TASK TO COMPLETE: Each entry that follows is to be retyped exactly. Pictures do not belong in the copy.

=== MATERIALS PROVIDED ===

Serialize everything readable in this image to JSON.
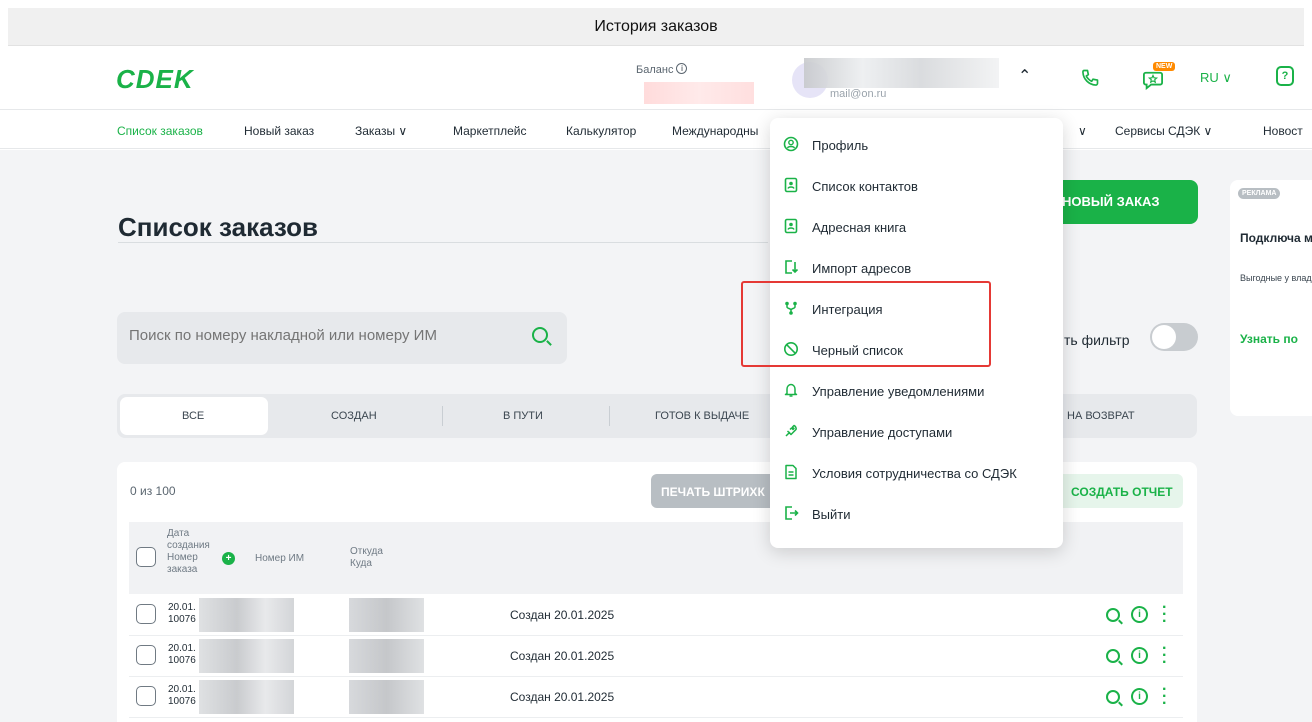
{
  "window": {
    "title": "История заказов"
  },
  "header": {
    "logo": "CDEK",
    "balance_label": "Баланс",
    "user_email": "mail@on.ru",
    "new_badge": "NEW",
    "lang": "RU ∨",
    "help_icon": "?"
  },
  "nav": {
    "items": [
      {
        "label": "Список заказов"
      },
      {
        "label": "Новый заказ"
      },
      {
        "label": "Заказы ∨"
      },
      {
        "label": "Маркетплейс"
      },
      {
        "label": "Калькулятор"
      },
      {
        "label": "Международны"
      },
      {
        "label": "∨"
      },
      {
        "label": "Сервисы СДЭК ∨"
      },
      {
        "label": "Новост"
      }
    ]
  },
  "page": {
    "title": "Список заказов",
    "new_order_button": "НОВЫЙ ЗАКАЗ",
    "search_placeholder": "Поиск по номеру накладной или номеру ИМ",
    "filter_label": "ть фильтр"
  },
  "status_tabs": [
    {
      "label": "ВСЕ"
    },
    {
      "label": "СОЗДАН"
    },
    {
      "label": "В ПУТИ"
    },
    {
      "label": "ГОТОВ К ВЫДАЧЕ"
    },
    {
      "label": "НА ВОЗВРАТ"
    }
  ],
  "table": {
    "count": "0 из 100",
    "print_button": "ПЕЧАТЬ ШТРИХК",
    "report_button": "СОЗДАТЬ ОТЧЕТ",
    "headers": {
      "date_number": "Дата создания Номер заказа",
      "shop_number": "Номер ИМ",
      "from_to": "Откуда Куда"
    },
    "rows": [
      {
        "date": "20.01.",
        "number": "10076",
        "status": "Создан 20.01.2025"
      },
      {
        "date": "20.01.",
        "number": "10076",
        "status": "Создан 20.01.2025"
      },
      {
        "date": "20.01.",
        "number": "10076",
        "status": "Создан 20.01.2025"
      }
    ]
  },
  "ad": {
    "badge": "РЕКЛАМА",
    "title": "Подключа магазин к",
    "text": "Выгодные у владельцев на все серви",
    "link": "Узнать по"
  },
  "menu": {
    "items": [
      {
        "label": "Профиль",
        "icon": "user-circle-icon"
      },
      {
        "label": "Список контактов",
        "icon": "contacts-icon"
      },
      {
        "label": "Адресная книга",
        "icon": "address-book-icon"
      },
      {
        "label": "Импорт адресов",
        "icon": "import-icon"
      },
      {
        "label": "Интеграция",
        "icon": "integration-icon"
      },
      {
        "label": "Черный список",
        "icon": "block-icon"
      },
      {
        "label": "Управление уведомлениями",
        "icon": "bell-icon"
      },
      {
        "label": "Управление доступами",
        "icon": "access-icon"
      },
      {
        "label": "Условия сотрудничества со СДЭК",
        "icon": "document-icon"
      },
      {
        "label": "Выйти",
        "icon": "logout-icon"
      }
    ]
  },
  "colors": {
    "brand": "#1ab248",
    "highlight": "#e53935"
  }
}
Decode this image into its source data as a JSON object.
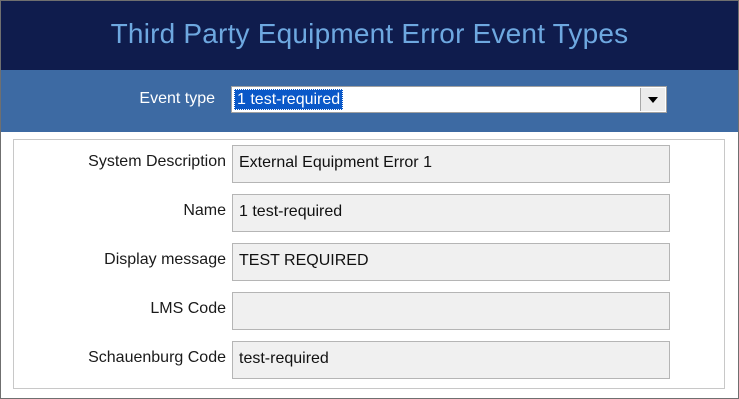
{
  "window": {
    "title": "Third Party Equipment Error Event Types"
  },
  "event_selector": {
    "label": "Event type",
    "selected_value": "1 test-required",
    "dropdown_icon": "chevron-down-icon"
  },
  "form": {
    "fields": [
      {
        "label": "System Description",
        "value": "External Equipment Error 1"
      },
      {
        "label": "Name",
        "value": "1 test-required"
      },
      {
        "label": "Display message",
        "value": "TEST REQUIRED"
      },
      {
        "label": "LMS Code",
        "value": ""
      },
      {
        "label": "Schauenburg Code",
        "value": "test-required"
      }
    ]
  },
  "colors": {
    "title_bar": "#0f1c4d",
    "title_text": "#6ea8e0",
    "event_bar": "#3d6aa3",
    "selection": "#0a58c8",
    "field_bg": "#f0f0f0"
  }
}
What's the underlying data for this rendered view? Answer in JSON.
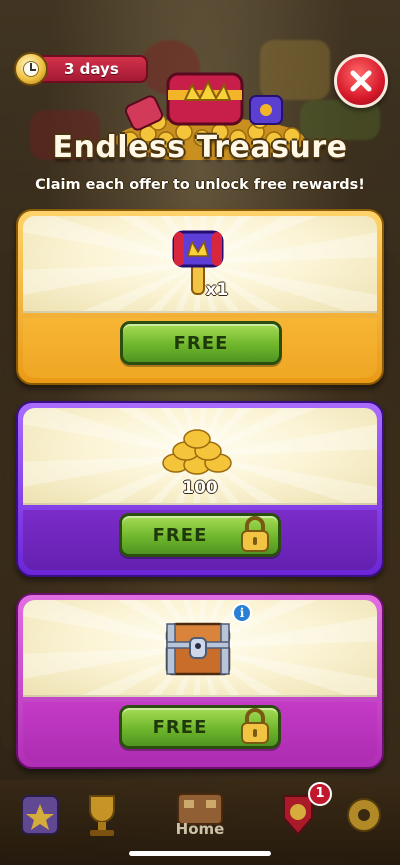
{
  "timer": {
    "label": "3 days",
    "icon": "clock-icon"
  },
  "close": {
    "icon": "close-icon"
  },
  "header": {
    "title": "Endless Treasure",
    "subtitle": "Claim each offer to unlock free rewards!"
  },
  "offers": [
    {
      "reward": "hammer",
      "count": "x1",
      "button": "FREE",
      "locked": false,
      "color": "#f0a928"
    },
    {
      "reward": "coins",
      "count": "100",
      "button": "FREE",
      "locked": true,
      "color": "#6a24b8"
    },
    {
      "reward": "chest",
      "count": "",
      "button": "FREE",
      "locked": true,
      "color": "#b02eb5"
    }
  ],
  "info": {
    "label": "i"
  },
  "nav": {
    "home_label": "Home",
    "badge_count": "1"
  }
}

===

FINISHED TASK:
Serialize everything readable in this image to JSON.
{
  "window": {
    "title": "История заказов"
  },
  "header": {
    "logo": "CDEK",
    "balance_label": "Баланс",
    "user_email": "mail@on.ru",
    "new_badge": "NEW",
    "lang": "RU ∨",
    "help_icon": "?"
  },
  "nav": {
    "items": [
      {
        "label": "Список заказов"
      },
      {
        "label": "Новый заказ"
      },
      {
        "label": "Заказы ∨"
      },
      {
        "label": "Маркетплейс"
      },
      {
        "label": "Калькулятор"
      },
      {
        "label": "Международны"
      },
      {
        "label": "∨"
      },
      {
        "label": "Сервисы СДЭК ∨"
      },
      {
        "label": "Новост"
      }
    ]
  },
  "page": {
    "title": "Список заказов",
    "new_order_button": "НОВЫЙ ЗАКАЗ",
    "search_placeholder": "Поиск по номеру накладной или номеру ИМ",
    "filter_label": "ть фильтр"
  },
  "status_tabs": [
    {
      "label": "ВСЕ"
    },
    {
      "label": "СОЗДАН"
    },
    {
      "label": "В ПУТИ"
    },
    {
      "label": "ГОТОВ К ВЫДАЧЕ"
    },
    {
      "label": "НА ВОЗВРАТ"
    }
  ],
  "table": {
    "count": "0 из 100",
    "print_button": "ПЕЧАТЬ ШТРИХК",
    "report_button": "СОЗДАТЬ ОТЧЕТ",
    "headers": {
      "date_number": "Дата создания Номер заказа",
      "shop_number": "Номер ИМ",
      "from_to": "Откуда Куда"
    },
    "rows": [
      {
        "date": "20.01.",
        "number": "10076",
        "status": "Создан 20.01.2025"
      },
      {
        "date": "20.01.",
        "number": "10076",
        "status": "Создан 20.01.2025"
      },
      {
        "date": "20.01.",
        "number": "10076",
        "status": "Создан 20.01.2025"
      }
    ]
  },
  "ad": {
    "badge": "РЕКЛАМА",
    "title": "Подключа магазин к",
    "text": "Выгодные у владельцев на все серви",
    "link": "Узнать по"
  },
  "menu": {
    "items": [
      {
        "label": "Профиль",
        "icon": "user-circle-icon"
      },
      {
        "label": "Список контактов",
        "icon": "contacts-icon"
      },
      {
        "label": "Адресная книга",
        "icon": "address-book-icon"
      },
      {
        "label": "Импорт адресов",
        "icon": "import-icon"
      },
      {
        "label": "Интеграция",
        "icon": "integration-icon"
      },
      {
        "label": "Черный список",
        "icon": "block-icon"
      },
      {
        "label": "Управление уведомлениями",
        "icon": "bell-icon"
      },
      {
        "label": "Управление доступами",
        "icon": "access-icon"
      },
      {
        "label": "Условия сотрудничества со СДЭК",
        "icon": "document-icon"
      },
      {
        "label": "Выйти",
        "icon": "logout-icon"
      }
    ]
  },
  "colors": {
    "brand": "#1ab248",
    "highlight": "#e53935"
  }
}
Decode this image into its source data as a JSON object.
{
  "window": {
    "title": "Third Party Equipment Error Event Types"
  },
  "event_selector": {
    "label": "Event type",
    "selected_value": "1 test-required",
    "dropdown_icon": "chevron-down-icon"
  },
  "form": {
    "fields": [
      {
        "label": "System Description",
        "value": "External Equipment Error 1"
      },
      {
        "label": "Name",
        "value": "1 test-required"
      },
      {
        "label": "Display message",
        "value": "TEST REQUIRED"
      },
      {
        "label": "LMS Code",
        "value": ""
      },
      {
        "label": "Schauenburg Code",
        "value": "test-required"
      }
    ]
  },
  "colors": {
    "title_bar": "#0f1c4d",
    "title_text": "#6ea8e0",
    "event_bar": "#3d6aa3",
    "selection": "#0a58c8",
    "field_bg": "#f0f0f0"
  }
}
What's the underlying data for this rendered view? Answer in JSON.
{
  "timer": {
    "label": "3 days",
    "icon": "clock-icon"
  },
  "close": {
    "icon": "close-icon"
  },
  "header": {
    "title": "Endless Treasure",
    "subtitle": "Claim each offer to unlock free rewards!"
  },
  "offers": [
    {
      "reward": "hammer",
      "count": "x1",
      "button": "FREE",
      "locked": false,
      "color": "#f0a928"
    },
    {
      "reward": "coins",
      "count": "100",
      "button": "FREE",
      "locked": true,
      "color": "#6a24b8"
    },
    {
      "reward": "chest",
      "count": "",
      "button": "FREE",
      "locked": true,
      "color": "#b02eb5"
    }
  ],
  "info": {
    "label": "i"
  },
  "nav": {
    "home_label": "Home",
    "badge_count": "1"
  }
}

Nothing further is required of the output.